Task details: The data must be returned exactly. No line may be left out.

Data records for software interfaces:
══════
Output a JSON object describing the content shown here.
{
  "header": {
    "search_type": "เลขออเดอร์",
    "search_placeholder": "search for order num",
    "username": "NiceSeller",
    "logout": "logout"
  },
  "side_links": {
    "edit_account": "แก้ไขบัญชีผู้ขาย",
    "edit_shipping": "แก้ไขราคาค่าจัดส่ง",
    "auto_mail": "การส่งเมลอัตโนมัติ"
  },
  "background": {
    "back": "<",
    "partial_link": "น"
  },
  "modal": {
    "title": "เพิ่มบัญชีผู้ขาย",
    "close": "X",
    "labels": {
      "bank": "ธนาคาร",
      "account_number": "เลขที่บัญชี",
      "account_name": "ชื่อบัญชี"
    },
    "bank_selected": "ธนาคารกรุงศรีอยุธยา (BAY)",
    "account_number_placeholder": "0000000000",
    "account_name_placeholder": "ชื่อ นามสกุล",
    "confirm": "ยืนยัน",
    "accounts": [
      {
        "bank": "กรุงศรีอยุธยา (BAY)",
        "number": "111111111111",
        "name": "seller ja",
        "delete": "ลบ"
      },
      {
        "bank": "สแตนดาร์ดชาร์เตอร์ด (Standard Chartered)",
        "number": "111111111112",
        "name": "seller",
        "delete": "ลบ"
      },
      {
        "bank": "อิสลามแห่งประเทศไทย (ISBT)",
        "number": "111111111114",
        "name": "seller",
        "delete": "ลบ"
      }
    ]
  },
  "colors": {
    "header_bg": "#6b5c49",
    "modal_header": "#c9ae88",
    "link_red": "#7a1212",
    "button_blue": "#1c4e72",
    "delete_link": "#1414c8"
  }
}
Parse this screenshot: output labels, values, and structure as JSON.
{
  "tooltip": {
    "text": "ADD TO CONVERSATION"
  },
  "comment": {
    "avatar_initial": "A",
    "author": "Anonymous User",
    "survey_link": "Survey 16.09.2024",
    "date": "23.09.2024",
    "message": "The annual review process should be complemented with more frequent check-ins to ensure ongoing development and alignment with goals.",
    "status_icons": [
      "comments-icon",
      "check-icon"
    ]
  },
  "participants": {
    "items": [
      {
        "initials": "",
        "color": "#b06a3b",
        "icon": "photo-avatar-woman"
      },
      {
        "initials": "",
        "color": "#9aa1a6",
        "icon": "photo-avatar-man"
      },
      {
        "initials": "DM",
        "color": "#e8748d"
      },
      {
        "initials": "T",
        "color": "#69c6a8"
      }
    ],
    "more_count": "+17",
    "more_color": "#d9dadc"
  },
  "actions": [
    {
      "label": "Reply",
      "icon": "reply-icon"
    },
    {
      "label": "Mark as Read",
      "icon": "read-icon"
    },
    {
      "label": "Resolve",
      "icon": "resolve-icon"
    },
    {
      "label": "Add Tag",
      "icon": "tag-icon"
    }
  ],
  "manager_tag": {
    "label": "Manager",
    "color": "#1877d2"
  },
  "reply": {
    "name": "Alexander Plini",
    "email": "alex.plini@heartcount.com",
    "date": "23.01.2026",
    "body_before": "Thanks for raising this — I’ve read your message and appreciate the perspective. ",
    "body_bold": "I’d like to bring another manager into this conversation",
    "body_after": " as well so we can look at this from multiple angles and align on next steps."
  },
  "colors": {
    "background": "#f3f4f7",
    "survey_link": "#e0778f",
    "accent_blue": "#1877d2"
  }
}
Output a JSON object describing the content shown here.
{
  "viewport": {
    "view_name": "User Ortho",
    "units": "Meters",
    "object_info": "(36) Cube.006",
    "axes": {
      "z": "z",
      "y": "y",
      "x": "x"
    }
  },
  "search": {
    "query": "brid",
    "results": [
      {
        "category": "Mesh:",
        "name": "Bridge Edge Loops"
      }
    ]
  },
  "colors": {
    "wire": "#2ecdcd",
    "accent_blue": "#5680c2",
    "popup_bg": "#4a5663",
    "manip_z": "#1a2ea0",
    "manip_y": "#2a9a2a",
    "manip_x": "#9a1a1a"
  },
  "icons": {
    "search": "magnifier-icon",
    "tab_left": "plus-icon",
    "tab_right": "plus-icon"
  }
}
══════
Your response:
Output a JSON object describing the content shown here.
{
  "header": {
    "search_type": "เลขออเดอร์",
    "search_placeholder": "search for order num",
    "username": "NiceSeller",
    "logout": "logout"
  },
  "side_links": {
    "edit_account": "แก้ไขบัญชีผู้ขาย",
    "edit_shipping": "แก้ไขราคาค่าจัดส่ง",
    "auto_mail": "การส่งเมลอัตโนมัติ"
  },
  "background": {
    "back": "<",
    "partial_link": "น"
  },
  "modal": {
    "title": "เพิ่มบัญชีผู้ขาย",
    "close": "X",
    "labels": {
      "bank": "ธนาคาร",
      "account_number": "เลขที่บัญชี",
      "account_name": "ชื่อบัญชี"
    },
    "bank_selected": "ธนาคารกรุงศรีอยุธยา (BAY)",
    "account_number_placeholder": "0000000000",
    "account_name_placeholder": "ชื่อ นามสกุล",
    "confirm": "ยืนยัน",
    "accounts": [
      {
        "bank": "กรุงศรีอยุธยา (BAY)",
        "number": "111111111111",
        "name": "seller ja",
        "delete": "ลบ"
      },
      {
        "bank": "สแตนดาร์ดชาร์เตอร์ด (Standard Chartered)",
        "number": "111111111112",
        "name": "seller",
        "delete": "ลบ"
      },
      {
        "bank": "อิสลามแห่งประเทศไทย (ISBT)",
        "number": "111111111114",
        "name": "seller",
        "delete": "ลบ"
      }
    ]
  },
  "colors": {
    "header_bg": "#6b5c49",
    "modal_header": "#c9ae88",
    "link_red": "#7a1212",
    "button_blue": "#1c4e72",
    "delete_link": "#1414c8"
  }
}
Parse this screenshot: output labels, values, and structure as JSON.
{
  "tooltip": {
    "text": "ADD TO CONVERSATION"
  },
  "comment": {
    "avatar_initial": "A",
    "author": "Anonymous User",
    "survey_link": "Survey 16.09.2024",
    "date": "23.09.2024",
    "message": "The annual review process should be complemented with more frequent check-ins to ensure ongoing development and alignment with goals.",
    "status_icons": [
      "comments-icon",
      "check-icon"
    ]
  },
  "participants": {
    "items": [
      {
        "initials": "",
        "color": "#b06a3b",
        "icon": "photo-avatar-woman"
      },
      {
        "initials": "",
        "color": "#9aa1a6",
        "icon": "photo-avatar-man"
      },
      {
        "initials": "DM",
        "color": "#e8748d"
      },
      {
        "initials": "T",
        "color": "#69c6a8"
      }
    ],
    "more_count": "+17",
    "more_color": "#d9dadc"
  },
  "actions": [
    {
      "label": "Reply",
      "icon": "reply-icon"
    },
    {
      "label": "Mark as Read",
      "icon": "read-icon"
    },
    {
      "label": "Resolve",
      "icon": "resolve-icon"
    },
    {
      "label": "Add Tag",
      "icon": "tag-icon"
    }
  ],
  "manager_tag": {
    "label": "Manager",
    "color": "#1877d2"
  },
  "reply": {
    "name": "Alexander Plini",
    "email": "alex.plini@heartcount.com",
    "date": "23.01.2026",
    "body_before": "Thanks for raising this — I’ve read your message and appreciate the perspective. ",
    "body_bold": "I’d like to bring another manager into this conversation",
    "body_after": " as well so we can look at this from multiple angles and align on next steps."
  },
  "colors": {
    "background": "#f3f4f7",
    "survey_link": "#e0778f",
    "accent_blue": "#1877d2"
  }
}
Output a JSON object describing the content shown here.
{
  "viewport": {
    "view_name": "User Ortho",
    "units": "Meters",
    "object_info": "(36) Cube.006",
    "axes": {
      "z": "z",
      "y": "y",
      "x": "x"
    }
  },
  "search": {
    "query": "brid",
    "results": [
      {
        "category": "Mesh:",
        "name": "Bridge Edge Loops"
      }
    ]
  },
  "colors": {
    "wire": "#2ecdcd",
    "accent_blue": "#5680c2",
    "popup_bg": "#4a5663",
    "manip_z": "#1a2ea0",
    "manip_y": "#2a9a2a",
    "manip_x": "#9a1a1a"
  },
  "icons": {
    "search": "magnifier-icon",
    "tab_left": "plus-icon",
    "tab_right": "plus-icon"
  }
}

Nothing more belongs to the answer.